Q1 and 2016 guidance
- For first quarter 2016: on a GAAP basis, the company expects revenue of $280 million to $330 million, gross margin of 11 percent to 12 percent and net loss of $115 million to $90 million.
- For fiscal year 2016: on a GAAP basis, the company expects revenue of $2.2 billion to $2.4 billion, gross margin of 17 percent to 19 percent, and net income of break-even to $50 million.
- Total megawatts to be deployed in Q1: 315 MW to 340 MW; total megawatts to be deployed in 2016: 1,700 MW to 2,000 MW
5 key takeaways from SunPower’s recent analyst day presentation
Solar will be a $200 billion market by 2020
“It’s time to grow again,” said the CEO. “Solar is [set to be] a $200 billion market by 2020” with 50 percent of the demand coming from Asia and China. He added, “The size of the opportunity going forward is a multitrillion[-dollar] opportunity. There aren’t many markets with multitrillion[-dollar] opportunities.”
Policy moving to market economics
Werner said that the policy environment over the last 20 years has been driven by incentives and feed-in tariffs “which create supercharged markets” that “come and go.” What Werner sees going forward is a market orientation that is “more about access to the grid” and is increasingly subject to “market economics.”
International business leverages Total relationship
With help from its parent company, Total (the largest company in France), SunPower looks to grow in South Africa and other parts of Africa, as well as in France and Turkey. The company is ramping its panel capacity to 4 gigawatts by 2019, including more than 2 gigawatts of low-cost panels for global markets. SunPower is pushing for a 20 percent to 30 percent reduction in installed system cost by 2018.
Cogenra acquisition provides lower-cost panel line
Those gigawatts of low-cost panels for global markets alluded to by Werner are going to be enabled by technology acquired from startup Cogenra. Funded by Khosla Ventures, Cogenra’s original business plan targeted low-concentration PV technology. Cogenra’s CEO and founder Gilad Almogy is a former senior VP at Applied Materials. Its COO, Ratson Morad, was a member of Solyndra’s founding team and a former COO at Daystar.

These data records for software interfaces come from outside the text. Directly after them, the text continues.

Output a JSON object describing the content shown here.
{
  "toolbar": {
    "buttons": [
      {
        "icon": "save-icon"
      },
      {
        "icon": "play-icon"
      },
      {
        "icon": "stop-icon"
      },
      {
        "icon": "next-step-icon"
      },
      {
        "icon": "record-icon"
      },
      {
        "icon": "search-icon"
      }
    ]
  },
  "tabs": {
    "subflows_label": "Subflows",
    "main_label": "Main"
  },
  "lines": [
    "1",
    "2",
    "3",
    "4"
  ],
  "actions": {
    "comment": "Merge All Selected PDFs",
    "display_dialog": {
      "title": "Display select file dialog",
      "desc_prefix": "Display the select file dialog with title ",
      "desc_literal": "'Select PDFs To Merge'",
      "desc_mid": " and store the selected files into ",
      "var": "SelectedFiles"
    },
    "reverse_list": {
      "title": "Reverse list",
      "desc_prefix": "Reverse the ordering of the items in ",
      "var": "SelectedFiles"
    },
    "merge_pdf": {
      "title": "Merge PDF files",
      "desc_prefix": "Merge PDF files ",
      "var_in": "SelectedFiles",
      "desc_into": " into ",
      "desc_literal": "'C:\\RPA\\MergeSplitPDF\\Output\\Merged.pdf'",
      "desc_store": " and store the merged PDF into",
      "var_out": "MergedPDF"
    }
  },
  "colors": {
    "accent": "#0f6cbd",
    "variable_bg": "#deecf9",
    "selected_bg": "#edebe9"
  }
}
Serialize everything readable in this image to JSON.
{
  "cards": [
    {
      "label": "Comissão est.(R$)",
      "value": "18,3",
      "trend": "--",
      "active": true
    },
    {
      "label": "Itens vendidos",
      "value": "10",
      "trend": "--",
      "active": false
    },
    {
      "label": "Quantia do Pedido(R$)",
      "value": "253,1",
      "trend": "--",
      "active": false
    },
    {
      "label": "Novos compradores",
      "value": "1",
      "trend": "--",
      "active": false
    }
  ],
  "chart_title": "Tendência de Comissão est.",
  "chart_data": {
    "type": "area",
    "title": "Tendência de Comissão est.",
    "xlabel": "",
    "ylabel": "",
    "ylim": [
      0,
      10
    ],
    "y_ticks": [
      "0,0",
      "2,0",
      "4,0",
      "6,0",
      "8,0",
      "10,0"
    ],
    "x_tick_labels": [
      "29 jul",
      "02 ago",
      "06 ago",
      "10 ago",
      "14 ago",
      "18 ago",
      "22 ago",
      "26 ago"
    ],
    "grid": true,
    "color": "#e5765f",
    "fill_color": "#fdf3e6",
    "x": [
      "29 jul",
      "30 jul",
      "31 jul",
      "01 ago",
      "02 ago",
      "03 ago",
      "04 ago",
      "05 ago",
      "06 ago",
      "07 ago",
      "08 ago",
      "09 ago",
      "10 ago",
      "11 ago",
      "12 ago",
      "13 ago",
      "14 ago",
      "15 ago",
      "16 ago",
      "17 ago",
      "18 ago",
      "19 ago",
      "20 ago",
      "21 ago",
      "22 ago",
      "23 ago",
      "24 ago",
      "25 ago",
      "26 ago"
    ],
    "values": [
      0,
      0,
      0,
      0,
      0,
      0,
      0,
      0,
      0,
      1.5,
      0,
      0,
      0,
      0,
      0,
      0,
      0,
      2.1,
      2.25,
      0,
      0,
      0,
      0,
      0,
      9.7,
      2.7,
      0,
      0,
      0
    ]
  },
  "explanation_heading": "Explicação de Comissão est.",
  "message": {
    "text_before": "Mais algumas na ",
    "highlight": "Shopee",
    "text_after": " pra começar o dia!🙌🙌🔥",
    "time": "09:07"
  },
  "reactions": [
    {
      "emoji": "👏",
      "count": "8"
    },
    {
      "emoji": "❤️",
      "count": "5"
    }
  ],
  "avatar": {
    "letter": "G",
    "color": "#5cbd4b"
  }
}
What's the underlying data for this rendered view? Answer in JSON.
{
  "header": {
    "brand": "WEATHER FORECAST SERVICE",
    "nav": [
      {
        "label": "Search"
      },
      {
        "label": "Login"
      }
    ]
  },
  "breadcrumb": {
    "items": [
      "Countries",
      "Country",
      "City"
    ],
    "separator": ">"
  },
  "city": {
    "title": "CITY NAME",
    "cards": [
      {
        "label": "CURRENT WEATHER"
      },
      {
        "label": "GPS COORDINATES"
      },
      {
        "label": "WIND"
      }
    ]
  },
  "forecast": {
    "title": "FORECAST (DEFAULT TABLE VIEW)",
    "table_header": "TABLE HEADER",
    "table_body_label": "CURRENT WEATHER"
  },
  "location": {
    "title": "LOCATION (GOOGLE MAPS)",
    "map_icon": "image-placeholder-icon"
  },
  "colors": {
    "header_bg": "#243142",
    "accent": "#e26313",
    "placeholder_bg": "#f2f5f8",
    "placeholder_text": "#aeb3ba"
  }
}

The Cogenra process involves “singulating” conventional solar cells and bonding them in a shingle-like fashion. The process gets rid of the ribbon, improves reliability and reduces non-active area. The Cogenra team has a background in process tools and is now back to designing capital equipment to scale this technology. Werner said that its new lower-cost module line will produce panels with efficiencies of 17 percent to 19 percent while leveraging the “60 gigawatts of existing cell capacity.” He called the Cogenra module technology “complementary” and “worthy of the SunPower brand.”
SunPower still setting efficiency records
SunPower announced a new, soon-to-be-published solar cell record of 25.2 percent and an aperture-area panel efficiency of 22.8 percent, as measured by Fraunhofer ISE CalLab.
This article was originally featured on greentechmedia.com.